- Tags, Tags, Tags – I hate dealing with the Folder concept with email. Gmail is superior with its Tags. Multiple Tags for one email helps me sort and it’s a necessary feature now.
- Better search results than Gmail – Gmail’s search is powerful. In fact, it’s too powerful for me usually and the results page seems cluttered and too brief. Apple could win me over with a better “guess” about what I’m searching and showing a better content preview.
- Better priority system – Gmail took a step in the right direction with the Priority Inbox. I like it, but I don’t love it. All too often Priority Inbox thinks that something isn’t important over time, when it actually is important. For example, if I get too many advertisements from one company, I might mark that as unimportant. The problem is that Gmail many times decides that a copy of an order and a receipt from the same company is not important. To me that’s important, and I mark it in Priority Inbox. It’s a constant fight to teach the system. Someone (Apple) needs to figure out a better way.

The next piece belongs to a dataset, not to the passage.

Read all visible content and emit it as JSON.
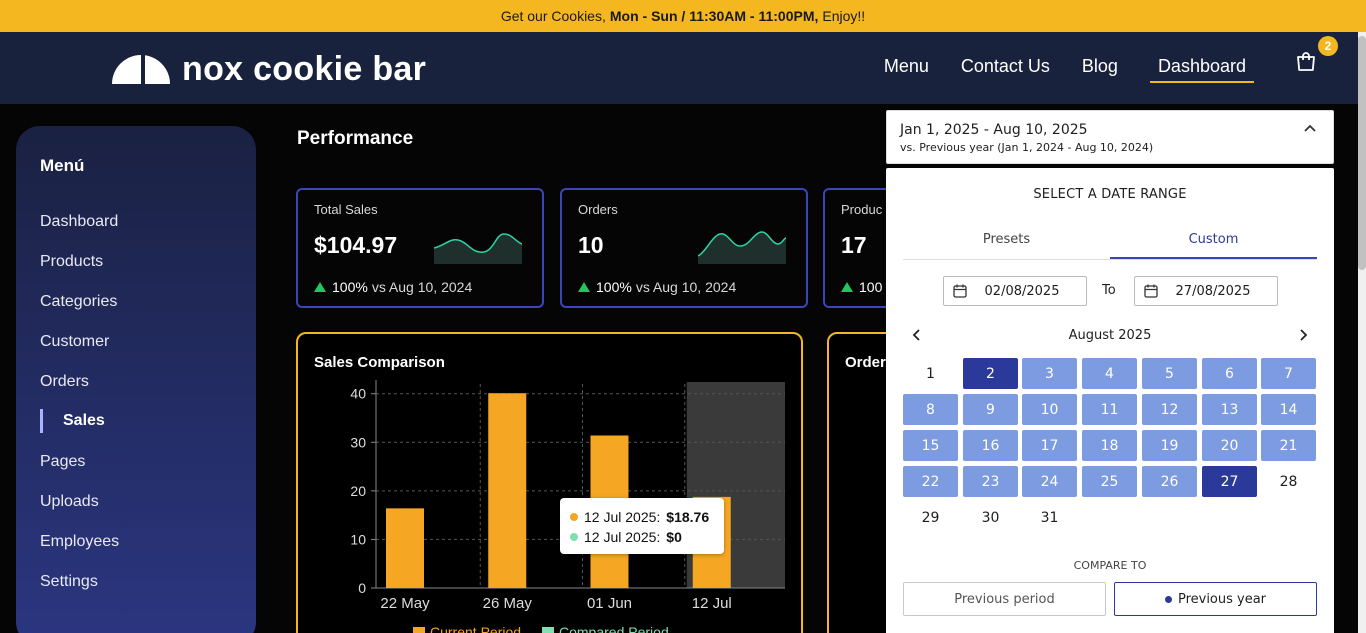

Does Apple actually want to deal with that much email traffic? Probably not. Is email a dying form of communication? Maybe. Either way, Apple is missing a golden opportunity to further integrate me into their ecosystem. Get me turned on to the email and they might put the final dagger in my PCs heart; I might buy a Mac.